Built by OpenAI, an independent AI research and deployment company, GPT-3 is a massive natural language model that runs exclusively on Azure.

In 2019, Microsoft formed an exclusive partnership with OpenAI to build new Azure AI supercomputing technologies that would accelerate breakthroughs in AI, from jointly developing the first supercomputer on Azure. Microsoft has the exclusive license to the code behind the GPT-3 model that allows it to integrate the technology directly into its products.

With the new GPT-3-powered features, a person can get the same result by typing plainspoken language like “Show 10 orders that have stroller in the product name and sort by purchase date with newest on the top.”

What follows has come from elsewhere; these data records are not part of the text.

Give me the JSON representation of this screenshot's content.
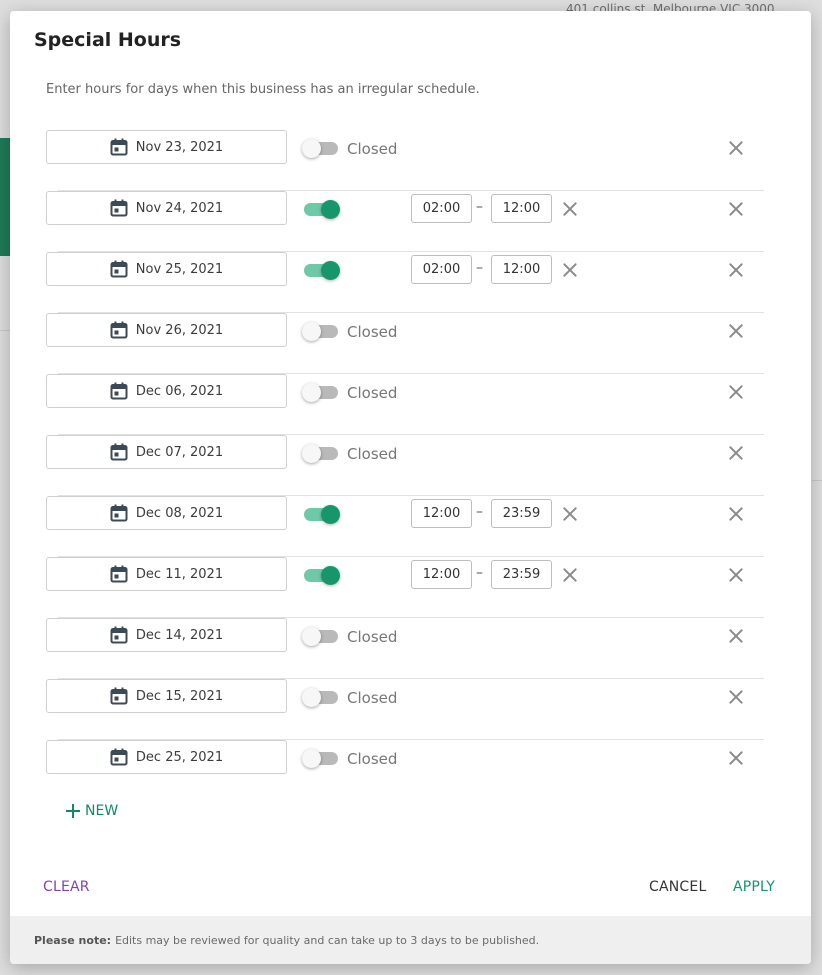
{
  "background": {
    "address": "401 collins st, Melbourne VIC 3000"
  },
  "dialog": {
    "title": "Special Hours",
    "subtitle": "Enter hours for days when this business has an irregular schedule.",
    "closed_label": "Closed",
    "time_separator": "–",
    "rows": [
      {
        "date": "Nov 23, 2021",
        "open": false
      },
      {
        "date": "Nov 24, 2021",
        "open": true,
        "start": "02:00",
        "end": "12:00"
      },
      {
        "date": "Nov 25, 2021",
        "open": true,
        "start": "02:00",
        "end": "12:00"
      },
      {
        "date": "Nov 26, 2021",
        "open": false
      },
      {
        "date": "Dec 06, 2021",
        "open": false
      },
      {
        "date": "Dec 07, 2021",
        "open": false
      },
      {
        "date": "Dec 08, 2021",
        "open": true,
        "start": "12:00",
        "end": "23:59"
      },
      {
        "date": "Dec 11, 2021",
        "open": true,
        "start": "12:00",
        "end": "23:59"
      },
      {
        "date": "Dec 14, 2021",
        "open": false
      },
      {
        "date": "Dec 15, 2021",
        "open": false
      },
      {
        "date": "Dec 25, 2021",
        "open": false
      }
    ],
    "new_label": "NEW",
    "clear_label": "CLEAR",
    "cancel_label": "CANCEL",
    "apply_label": "APPLY",
    "footer_note_label": "Please note:",
    "footer_note_text": "Edits may be reviewed for quality and can take up to 3 days to be published."
  },
  "colors": {
    "accent_green": "#149466",
    "toggle_on_track": "#6ecaa6",
    "clear_purple": "#7e44b5"
  }
}
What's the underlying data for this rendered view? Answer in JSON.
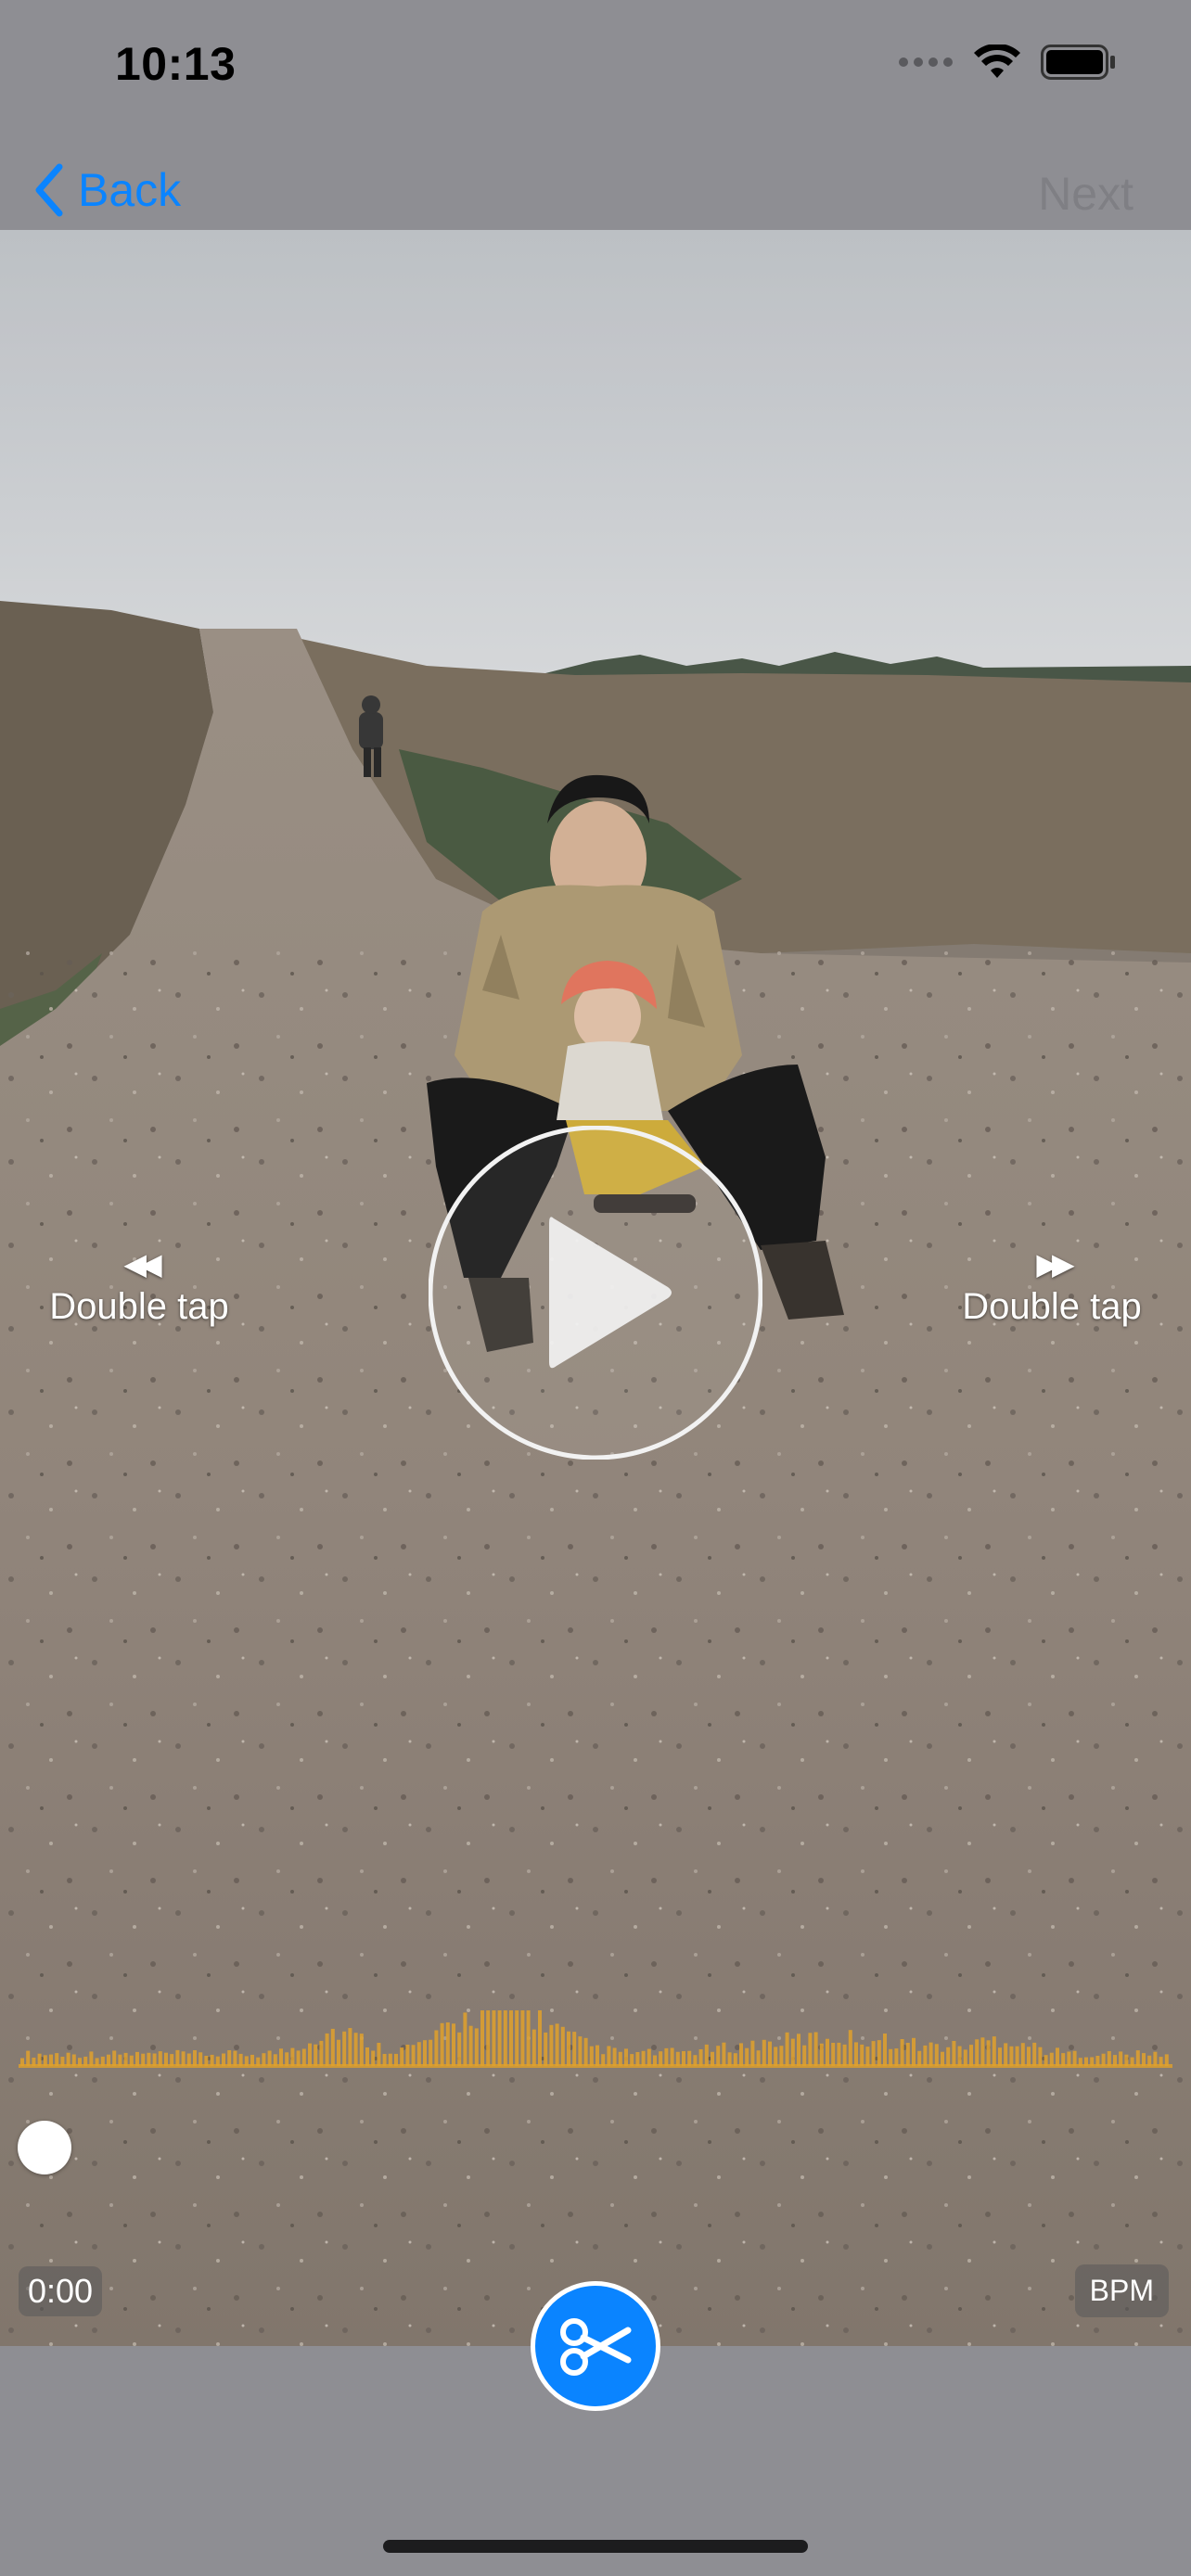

The features doesn’t replace the need for the person to understand the code they’re implementing, but is designed to assist users learning the Power Fx programming language and help them choose the right formulas to get the results they need. This rapidly expands the access to more advanced app building and training of low cost tools.

Last year, OpenAI released an Azure-powered API that enables developers to explore GPT-3 capabilities. Since then it has been used to do everything from writing poetry or tweets to generating articles, summarizing emails, answering trivia questions and generating computer code from plain language.

The Power Platform team uses Azure Machine Learning managed endpoints, a new capability announced in preview at Build that helps users to deploy models of all sizes in Azure without needed to manage underlying compute infrastructure. In one of their first internal use cases, the Microsoft product team is using it to deploy and manage the GPT-3 model that the team is using to offer new capabilities to Power Apps users. The team also added filters to help detect sensitive or inappropriate content in any results that might get returned.

“In all cases, there is a human in the loop… This isn’t at all about replacing developers, it’s about finding the next 100 million developers in the world.” – says Lamanna, corporate vice president for Microsoft’s low code application platform.

The Power Platform team worked closely with the Azure AI team to fine tune a GPT-3 model using Azure Machine Learning that could translate between natural language and Power Fx expressions. Microsoft plans to infuse Power Fx into other tools within Power Platform, as the company plans to expand natural language features by GPT-3 into those products as well.

The Power Platform team, which also works on low code tools to boost business productivity such as Power BI, Power BI, Power Automate and Power Virtual Agents, quickly realized that GPT-3’s ability to translate conversational language into code could help advance the democratization of software development that makes it more easy for many users.

The new features has been announced at Build and will be available in public preview in the English language throughout North America by the end of June.